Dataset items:
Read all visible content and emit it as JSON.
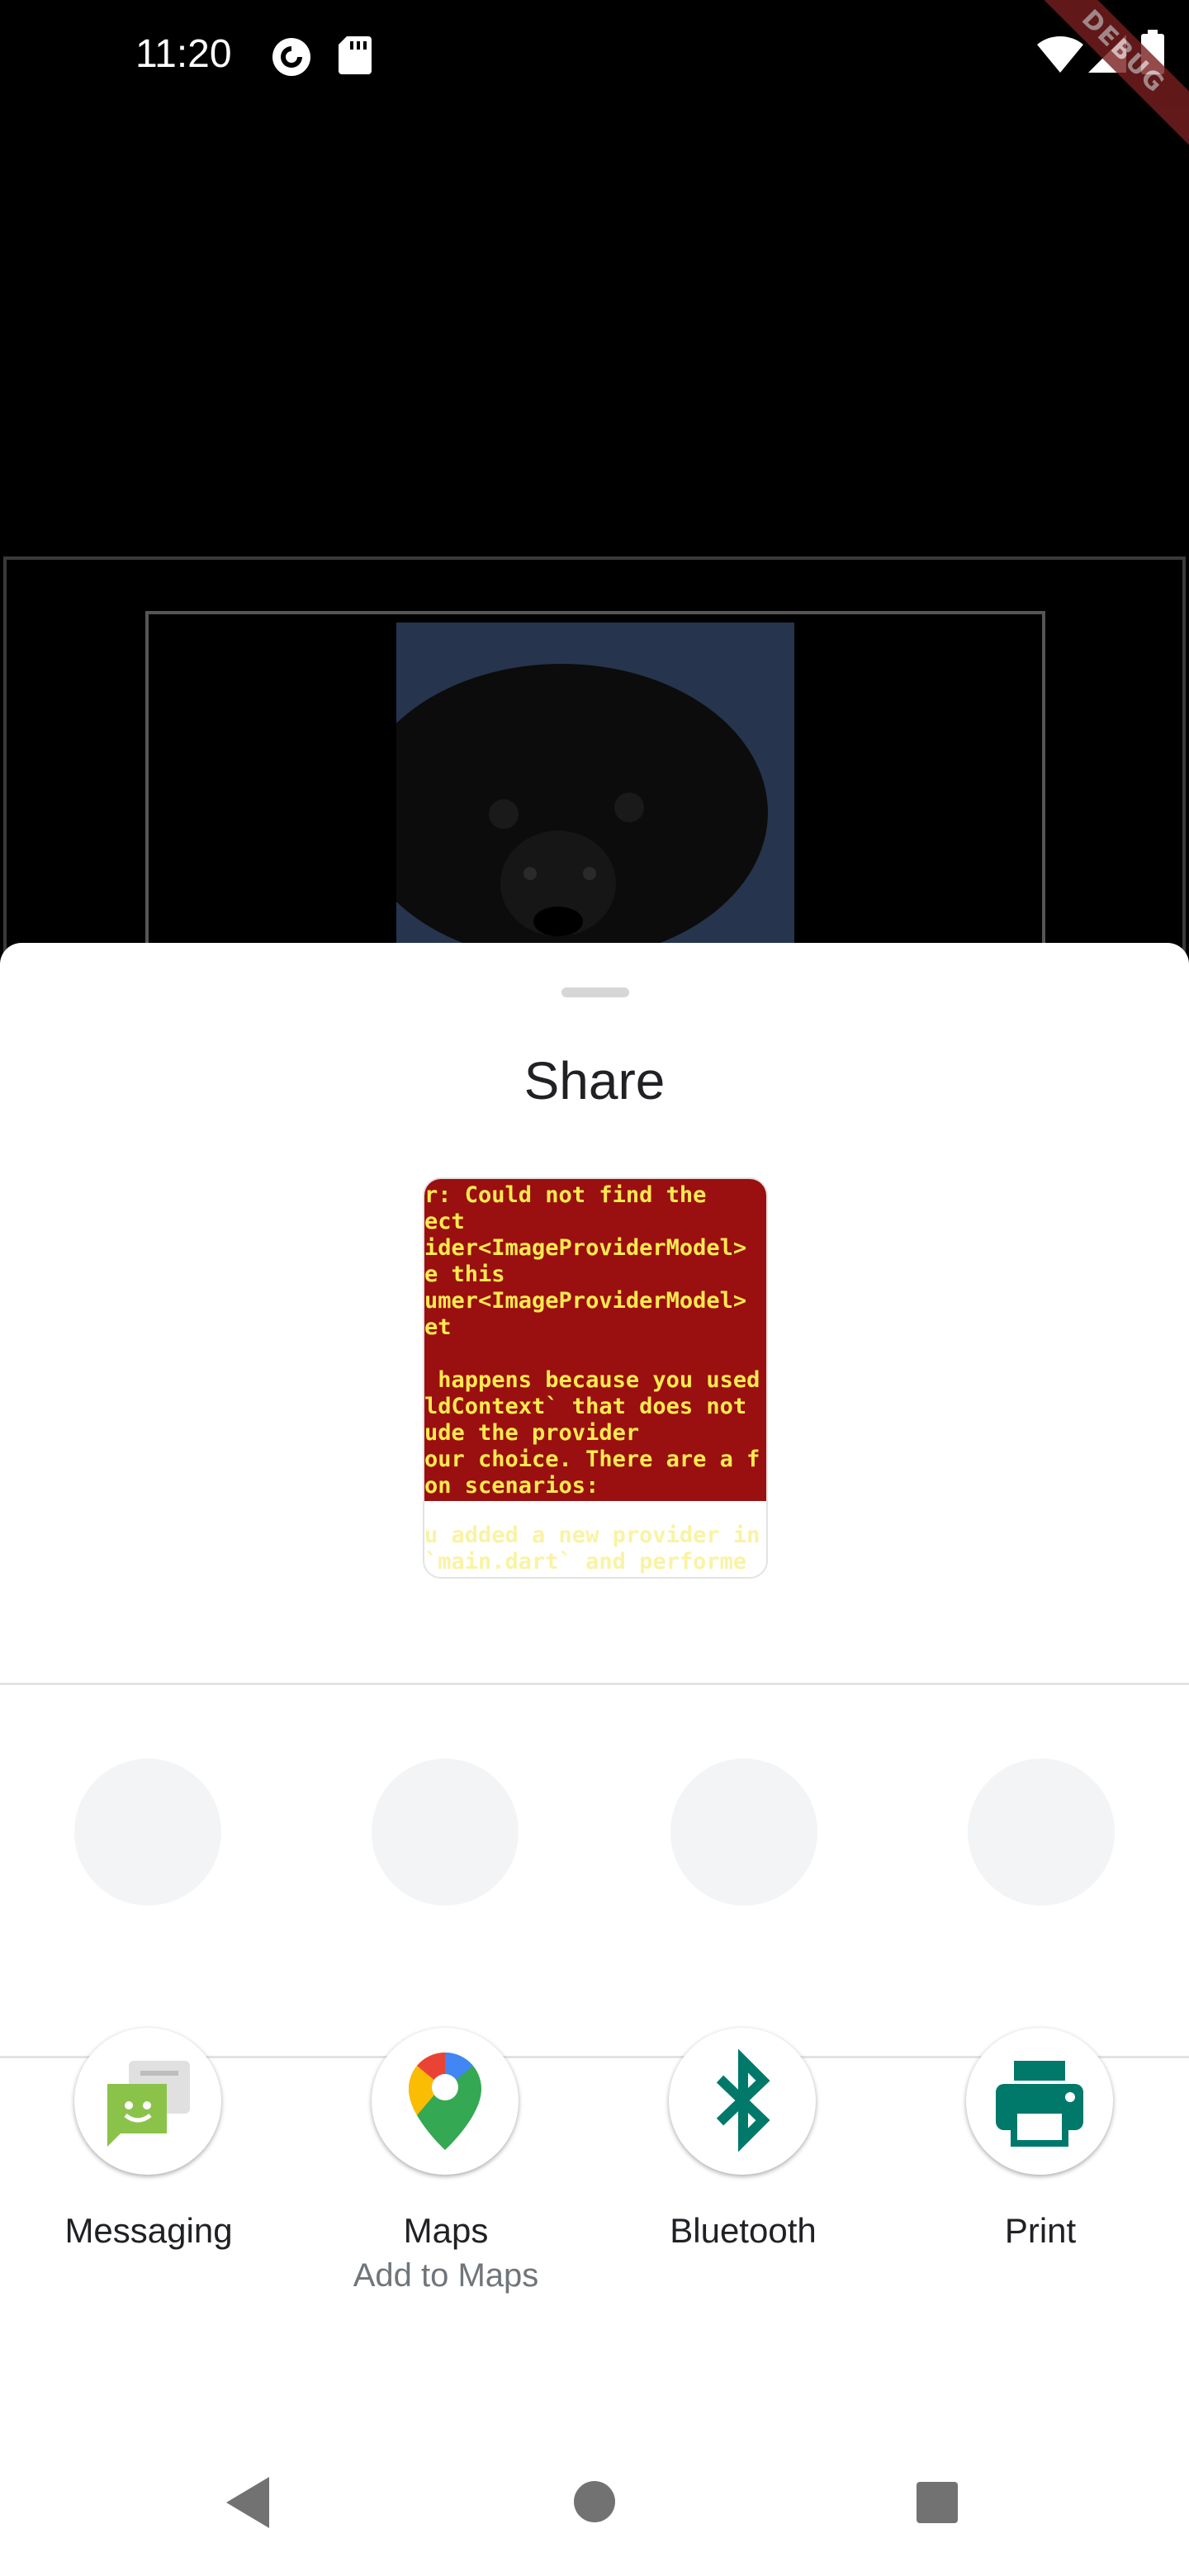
{
  "status_bar": {
    "time": "11:20",
    "debug_banner": "DEBUG",
    "icons": [
      "pocket-casts-icon",
      "sd-card-icon",
      "wifi-icon",
      "cell-signal-icon",
      "battery-icon"
    ]
  },
  "share_sheet": {
    "title": "Share",
    "preview_text": "r: Could not find the\nect\nider<ImageProviderModel>\ne this\numer<ImageProviderModel>\net\n\n happens because you used\nldContext` that does not\nude the provider\nour choice. There are a f\non scenarios:",
    "preview_faded_text": "u added a new provider in\n`main.dart` and performe",
    "targets": [
      {
        "label": "Messaging",
        "sub": "",
        "icon": "messaging-icon"
      },
      {
        "label": "Maps",
        "sub": "Add to Maps",
        "icon": "maps-icon"
      },
      {
        "label": "Bluetooth",
        "sub": "",
        "icon": "bluetooth-icon"
      },
      {
        "label": "Print",
        "sub": "",
        "icon": "print-icon"
      }
    ]
  },
  "colors": {
    "preview_bg": "#9a0f0f",
    "preview_text": "#ffea4f",
    "teal_icon": "#00796b",
    "messaging_green": "#8bc34a"
  }
}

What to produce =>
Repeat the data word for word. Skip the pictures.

Finished task =>
Read all visible content and emit it as JSON.
{
  "status_bar": {
    "time": "11:20",
    "debug_banner": "DEBUG",
    "icons": [
      "pocket-casts-icon",
      "sd-card-icon",
      "wifi-icon",
      "cell-signal-icon",
      "battery-icon"
    ]
  },
  "share_sheet": {
    "title": "Share",
    "preview_text": "r: Could not find the\nect\nider<ImageProviderModel>\ne this\numer<ImageProviderModel>\net\n\n happens because you used\nldContext` that does not\nude the provider\nour choice. There are a f\non scenarios:",
    "preview_faded_text": "u added a new provider in\n`main.dart` and performe",
    "targets": [
      {
        "label": "Messaging",
        "sub": "",
        "icon": "messaging-icon"
      },
      {
        "label": "Maps",
        "sub": "Add to Maps",
        "icon": "maps-icon"
      },
      {
        "label": "Bluetooth",
        "sub": "",
        "icon": "bluetooth-icon"
      },
      {
        "label": "Print",
        "sub": "",
        "icon": "print-icon"
      }
    ]
  },
  "colors": {
    "preview_bg": "#9a0f0f",
    "preview_text": "#ffea4f",
    "teal_icon": "#00796b",
    "messaging_green": "#8bc34a"
  }
}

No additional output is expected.